**WHAT IS BEING ASKED:**
Pick out the lines below with "screenshot" and list them.

Top of EXCERPTED RECORDS

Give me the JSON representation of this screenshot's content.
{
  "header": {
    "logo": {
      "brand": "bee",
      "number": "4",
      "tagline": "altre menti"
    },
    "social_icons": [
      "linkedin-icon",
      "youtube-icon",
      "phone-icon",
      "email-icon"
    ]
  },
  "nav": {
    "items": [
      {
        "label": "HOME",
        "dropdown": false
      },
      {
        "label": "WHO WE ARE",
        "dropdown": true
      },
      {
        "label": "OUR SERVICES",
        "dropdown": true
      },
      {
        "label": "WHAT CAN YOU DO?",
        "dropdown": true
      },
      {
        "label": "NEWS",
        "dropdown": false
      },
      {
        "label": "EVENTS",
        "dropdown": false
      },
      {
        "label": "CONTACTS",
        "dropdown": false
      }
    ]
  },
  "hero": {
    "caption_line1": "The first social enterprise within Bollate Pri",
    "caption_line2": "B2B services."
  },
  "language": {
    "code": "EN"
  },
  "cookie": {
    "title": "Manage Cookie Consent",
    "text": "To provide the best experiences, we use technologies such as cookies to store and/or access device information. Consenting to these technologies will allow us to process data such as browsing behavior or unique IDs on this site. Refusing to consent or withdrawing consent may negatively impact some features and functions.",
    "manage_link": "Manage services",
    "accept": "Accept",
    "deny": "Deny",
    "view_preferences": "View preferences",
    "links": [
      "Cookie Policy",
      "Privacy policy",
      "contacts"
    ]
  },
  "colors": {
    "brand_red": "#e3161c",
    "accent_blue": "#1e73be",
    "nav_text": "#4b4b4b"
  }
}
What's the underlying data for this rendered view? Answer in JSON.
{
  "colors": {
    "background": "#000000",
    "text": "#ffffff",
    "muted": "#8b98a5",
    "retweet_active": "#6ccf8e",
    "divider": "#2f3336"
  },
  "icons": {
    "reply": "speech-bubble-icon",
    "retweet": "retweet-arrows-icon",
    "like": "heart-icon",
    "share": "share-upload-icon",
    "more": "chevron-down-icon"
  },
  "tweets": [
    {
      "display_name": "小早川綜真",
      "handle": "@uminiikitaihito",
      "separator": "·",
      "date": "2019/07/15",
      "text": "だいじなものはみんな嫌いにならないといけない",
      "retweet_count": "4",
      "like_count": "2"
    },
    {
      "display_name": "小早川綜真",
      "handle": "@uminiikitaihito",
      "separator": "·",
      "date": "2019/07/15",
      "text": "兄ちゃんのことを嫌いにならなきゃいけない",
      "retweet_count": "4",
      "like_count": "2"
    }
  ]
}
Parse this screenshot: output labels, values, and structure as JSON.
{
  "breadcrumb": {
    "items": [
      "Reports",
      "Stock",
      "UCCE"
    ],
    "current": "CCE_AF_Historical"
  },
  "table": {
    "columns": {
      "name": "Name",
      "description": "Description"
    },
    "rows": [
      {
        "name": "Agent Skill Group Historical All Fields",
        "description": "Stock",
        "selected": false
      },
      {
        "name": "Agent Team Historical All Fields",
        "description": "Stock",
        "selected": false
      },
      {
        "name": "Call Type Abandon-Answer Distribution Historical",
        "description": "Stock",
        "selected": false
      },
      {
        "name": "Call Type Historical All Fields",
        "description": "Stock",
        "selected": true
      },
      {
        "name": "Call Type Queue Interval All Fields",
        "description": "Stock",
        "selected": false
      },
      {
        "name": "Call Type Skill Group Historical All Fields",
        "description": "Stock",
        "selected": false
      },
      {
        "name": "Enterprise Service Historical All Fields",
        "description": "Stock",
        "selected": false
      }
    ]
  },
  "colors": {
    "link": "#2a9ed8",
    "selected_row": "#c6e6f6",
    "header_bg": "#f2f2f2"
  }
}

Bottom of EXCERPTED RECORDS

**COMPLETED EXERCISE:**
Give me the JSON representation of this screenshot's content.
Parse this screenshot: output labels, values, and structure as JSON.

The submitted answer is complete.